• _GIVEN RECORDS_

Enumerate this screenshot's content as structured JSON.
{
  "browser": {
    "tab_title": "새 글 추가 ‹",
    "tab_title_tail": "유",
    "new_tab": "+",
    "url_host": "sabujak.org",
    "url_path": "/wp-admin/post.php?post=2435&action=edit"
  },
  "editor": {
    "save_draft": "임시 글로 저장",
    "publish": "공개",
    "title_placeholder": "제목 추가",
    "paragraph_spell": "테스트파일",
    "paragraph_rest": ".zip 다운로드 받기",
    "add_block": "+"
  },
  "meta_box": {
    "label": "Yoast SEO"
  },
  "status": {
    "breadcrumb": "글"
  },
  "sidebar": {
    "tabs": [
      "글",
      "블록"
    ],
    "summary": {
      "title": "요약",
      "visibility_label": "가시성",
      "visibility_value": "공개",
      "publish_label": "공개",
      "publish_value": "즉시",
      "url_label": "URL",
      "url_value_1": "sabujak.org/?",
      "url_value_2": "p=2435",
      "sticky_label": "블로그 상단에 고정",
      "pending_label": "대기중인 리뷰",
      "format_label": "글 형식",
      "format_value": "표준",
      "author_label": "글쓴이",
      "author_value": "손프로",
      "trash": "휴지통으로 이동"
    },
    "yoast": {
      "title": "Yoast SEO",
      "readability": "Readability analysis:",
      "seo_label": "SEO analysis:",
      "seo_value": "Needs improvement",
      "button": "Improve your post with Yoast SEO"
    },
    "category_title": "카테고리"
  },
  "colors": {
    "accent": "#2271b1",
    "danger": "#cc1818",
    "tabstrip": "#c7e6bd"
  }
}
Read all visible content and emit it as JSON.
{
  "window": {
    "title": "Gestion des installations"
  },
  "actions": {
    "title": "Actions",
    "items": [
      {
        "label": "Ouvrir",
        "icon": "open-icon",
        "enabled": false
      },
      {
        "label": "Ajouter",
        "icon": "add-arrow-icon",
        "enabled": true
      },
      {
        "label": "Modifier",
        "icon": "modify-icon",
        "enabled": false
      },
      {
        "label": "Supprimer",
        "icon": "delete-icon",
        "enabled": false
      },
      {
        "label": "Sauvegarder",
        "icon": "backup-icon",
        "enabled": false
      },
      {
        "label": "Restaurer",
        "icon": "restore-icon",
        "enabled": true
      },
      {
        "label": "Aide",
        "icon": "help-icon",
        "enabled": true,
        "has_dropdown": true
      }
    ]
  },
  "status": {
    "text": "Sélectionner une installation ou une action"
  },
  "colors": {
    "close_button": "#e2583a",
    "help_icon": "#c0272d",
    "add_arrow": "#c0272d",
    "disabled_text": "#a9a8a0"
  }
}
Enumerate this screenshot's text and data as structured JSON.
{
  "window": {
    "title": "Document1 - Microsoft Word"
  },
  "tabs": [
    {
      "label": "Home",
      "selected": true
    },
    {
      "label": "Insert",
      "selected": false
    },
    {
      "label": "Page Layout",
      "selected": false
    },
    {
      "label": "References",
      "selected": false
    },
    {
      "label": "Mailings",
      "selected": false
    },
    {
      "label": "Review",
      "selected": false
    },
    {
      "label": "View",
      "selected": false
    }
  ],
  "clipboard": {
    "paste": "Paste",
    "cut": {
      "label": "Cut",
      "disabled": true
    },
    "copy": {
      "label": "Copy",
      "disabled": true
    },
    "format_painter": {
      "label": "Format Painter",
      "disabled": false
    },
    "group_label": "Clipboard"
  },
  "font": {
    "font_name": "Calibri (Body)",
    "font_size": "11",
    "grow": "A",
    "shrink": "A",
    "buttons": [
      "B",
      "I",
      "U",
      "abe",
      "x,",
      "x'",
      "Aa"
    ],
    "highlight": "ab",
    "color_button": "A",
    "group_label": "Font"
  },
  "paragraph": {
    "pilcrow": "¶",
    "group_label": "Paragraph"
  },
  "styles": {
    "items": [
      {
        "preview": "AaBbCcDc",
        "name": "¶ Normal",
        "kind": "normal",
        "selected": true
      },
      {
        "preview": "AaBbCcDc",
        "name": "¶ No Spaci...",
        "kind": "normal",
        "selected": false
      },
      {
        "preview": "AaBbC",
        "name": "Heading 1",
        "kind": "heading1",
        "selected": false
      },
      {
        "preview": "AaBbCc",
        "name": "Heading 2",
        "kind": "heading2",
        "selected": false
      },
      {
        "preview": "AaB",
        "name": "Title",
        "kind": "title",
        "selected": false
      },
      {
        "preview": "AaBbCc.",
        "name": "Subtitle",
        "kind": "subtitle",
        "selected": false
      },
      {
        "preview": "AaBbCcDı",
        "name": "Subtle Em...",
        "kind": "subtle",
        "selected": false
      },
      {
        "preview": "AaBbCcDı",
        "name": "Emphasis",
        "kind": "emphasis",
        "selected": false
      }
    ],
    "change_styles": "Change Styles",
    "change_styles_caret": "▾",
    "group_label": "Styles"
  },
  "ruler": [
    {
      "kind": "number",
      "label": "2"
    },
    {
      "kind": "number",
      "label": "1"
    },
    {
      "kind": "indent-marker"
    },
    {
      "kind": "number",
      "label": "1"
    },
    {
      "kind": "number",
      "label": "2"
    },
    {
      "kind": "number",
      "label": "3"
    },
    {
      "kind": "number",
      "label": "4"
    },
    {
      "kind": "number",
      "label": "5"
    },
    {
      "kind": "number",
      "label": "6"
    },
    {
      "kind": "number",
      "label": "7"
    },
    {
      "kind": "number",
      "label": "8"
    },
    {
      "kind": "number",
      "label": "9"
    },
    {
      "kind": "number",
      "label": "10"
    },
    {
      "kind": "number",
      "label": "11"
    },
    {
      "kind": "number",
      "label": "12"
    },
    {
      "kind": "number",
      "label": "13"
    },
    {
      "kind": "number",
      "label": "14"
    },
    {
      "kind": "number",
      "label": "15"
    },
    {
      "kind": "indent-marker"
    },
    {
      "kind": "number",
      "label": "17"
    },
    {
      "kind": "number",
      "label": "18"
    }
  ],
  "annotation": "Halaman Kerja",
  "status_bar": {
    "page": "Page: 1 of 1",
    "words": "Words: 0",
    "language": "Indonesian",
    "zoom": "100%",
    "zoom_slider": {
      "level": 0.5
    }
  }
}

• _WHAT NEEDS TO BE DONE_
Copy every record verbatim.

• _TASK SOLUTION_
Enumerate this screenshot's content as structured JSON.
{
  "browser": {
    "tab_title": "새 글 추가 ‹",
    "tab_title_tail": "유",
    "new_tab": "+",
    "url_host": "sabujak.org",
    "url_path": "/wp-admin/post.php?post=2435&action=edit"
  },
  "editor": {
    "save_draft": "임시 글로 저장",
    "publish": "공개",
    "title_placeholder": "제목 추가",
    "paragraph_spell": "테스트파일",
    "paragraph_rest": ".zip 다운로드 받기",
    "add_block": "+"
  },
  "meta_box": {
    "label": "Yoast SEO"
  },
  "status": {
    "breadcrumb": "글"
  },
  "sidebar": {
    "tabs": [
      "글",
      "블록"
    ],
    "summary": {
      "title": "요약",
      "visibility_label": "가시성",
      "visibility_value": "공개",
      "publish_label": "공개",
      "publish_value": "즉시",
      "url_label": "URL",
      "url_value_1": "sabujak.org/?",
      "url_value_2": "p=2435",
      "sticky_label": "블로그 상단에 고정",
      "pending_label": "대기중인 리뷰",
      "format_label": "글 형식",
      "format_value": "표준",
      "author_label": "글쓴이",
      "author_value": "손프로",
      "trash": "휴지통으로 이동"
    },
    "yoast": {
      "title": "Yoast SEO",
      "readability": "Readability analysis:",
      "seo_label": "SEO analysis:",
      "seo_value": "Needs improvement",
      "button": "Improve your post with Yoast SEO"
    },
    "category_title": "카테고리"
  },
  "colors": {
    "accent": "#2271b1",
    "danger": "#cc1818",
    "tabstrip": "#c7e6bd"
  }
}
Read all visible content and emit it as JSON.
{
  "window": {
    "title": "Gestion des installations"
  },
  "actions": {
    "title": "Actions",
    "items": [
      {
        "label": "Ouvrir",
        "icon": "open-icon",
        "enabled": false
      },
      {
        "label": "Ajouter",
        "icon": "add-arrow-icon",
        "enabled": true
      },
      {
        "label": "Modifier",
        "icon": "modify-icon",
        "enabled": false
      },
      {
        "label": "Supprimer",
        "icon": "delete-icon",
        "enabled": false
      },
      {
        "label": "Sauvegarder",
        "icon": "backup-icon",
        "enabled": false
      },
      {
        "label": "Restaurer",
        "icon": "restore-icon",
        "enabled": true
      },
      {
        "label": "Aide",
        "icon": "help-icon",
        "enabled": true,
        "has_dropdown": true
      }
    ]
  },
  "status": {
    "text": "Sélectionner une installation ou une action"
  },
  "colors": {
    "close_button": "#e2583a",
    "help_icon": "#c0272d",
    "add_arrow": "#c0272d",
    "disabled_text": "#a9a8a0"
  }
}
Enumerate this screenshot's text and data as structured JSON.
{
  "window": {
    "title": "Document1 - Microsoft Word"
  },
  "tabs": [
    {
      "label": "Home",
      "selected": true
    },
    {
      "label": "Insert",
      "selected": false
    },
    {
      "label": "Page Layout",
      "selected": false
    },
    {
      "label": "References",
      "selected": false
    },
    {
      "label": "Mailings",
      "selected": false
    },
    {
      "label": "Review",
      "selected": false
    },
    {
      "label": "View",
      "selected": false
    }
  ],
  "clipboard": {
    "paste": "Paste",
    "cut": {
      "label": "Cut",
      "disabled": true
    },
    "copy": {
      "label": "Copy",
      "disabled": true
    },
    "format_painter": {
      "label": "Format Painter",
      "disabled": false
    },
    "group_label": "Clipboard"
  },
  "font": {
    "font_name": "Calibri (Body)",
    "font_size": "11",
    "grow": "A",
    "shrink": "A",
    "buttons": [
      "B",
      "I",
      "U",
      "abe",
      "x,",
      "x'",
      "Aa"
    ],
    "highlight": "ab",
    "color_button": "A",
    "group_label": "Font"
  },
  "paragraph": {
    "pilcrow": "¶",
    "group_label": "Paragraph"
  },
  "styles": {
    "items": [
      {
        "preview": "AaBbCcDc",
        "name": "¶ Normal",
        "kind": "normal",
        "selected": true
      },
      {
        "preview": "AaBbCcDc",
        "name": "¶ No Spaci...",
        "kind": "normal",
        "selected": false
      },
      {
        "preview": "AaBbC",
        "name": "Heading 1",
        "kind": "heading1",
        "selected": false
      },
      {
        "preview": "AaBbCc",
        "name": "Heading 2",
        "kind": "heading2",
        "selected": false
      },
      {
        "preview": "AaB",
        "name": "Title",
        "kind": "title",
        "selected": false
      },
      {
        "preview": "AaBbCc.",
        "name": "Subtitle",
        "kind": "subtitle",
        "selected": false
      },
      {
        "preview": "AaBbCcDı",
        "name": "Subtle Em...",
        "kind": "subtle",
        "selected": false
      },
      {
        "preview": "AaBbCcDı",
        "name": "Emphasis",
        "kind": "emphasis",
        "selected": false
      }
    ],
    "change_styles": "Change Styles",
    "change_styles_caret": "▾",
    "group_label": "Styles"
  },
  "ruler": [
    {
      "kind": "number",
      "label": "2"
    },
    {
      "kind": "number",
      "label": "1"
    },
    {
      "kind": "indent-marker"
    },
    {
      "kind": "number",
      "label": "1"
    },
    {
      "kind": "number",
      "label": "2"
    },
    {
      "kind": "number",
      "label": "3"
    },
    {
      "kind": "number",
      "label": "4"
    },
    {
      "kind": "number",
      "label": "5"
    },
    {
      "kind": "number",
      "label": "6"
    },
    {
      "kind": "number",
      "label": "7"
    },
    {
      "kind": "number",
      "label": "8"
    },
    {
      "kind": "number",
      "label": "9"
    },
    {
      "kind": "number",
      "label": "10"
    },
    {
      "kind": "number",
      "label": "11"
    },
    {
      "kind": "number",
      "label": "12"
    },
    {
      "kind": "number",
      "label": "13"
    },
    {
      "kind": "number",
      "label": "14"
    },
    {
      "kind": "number",
      "label": "15"
    },
    {
      "kind": "indent-marker"
    },
    {
      "kind": "number",
      "label": "17"
    },
    {
      "kind": "number",
      "label": "18"
    }
  ],
  "annotation": "Halaman Kerja",
  "status_bar": {
    "page": "Page: 1 of 1",
    "words": "Words: 0",
    "language": "Indonesian",
    "zoom": "100%",
    "zoom_slider": {
      "level": 0.5
    }
  }
}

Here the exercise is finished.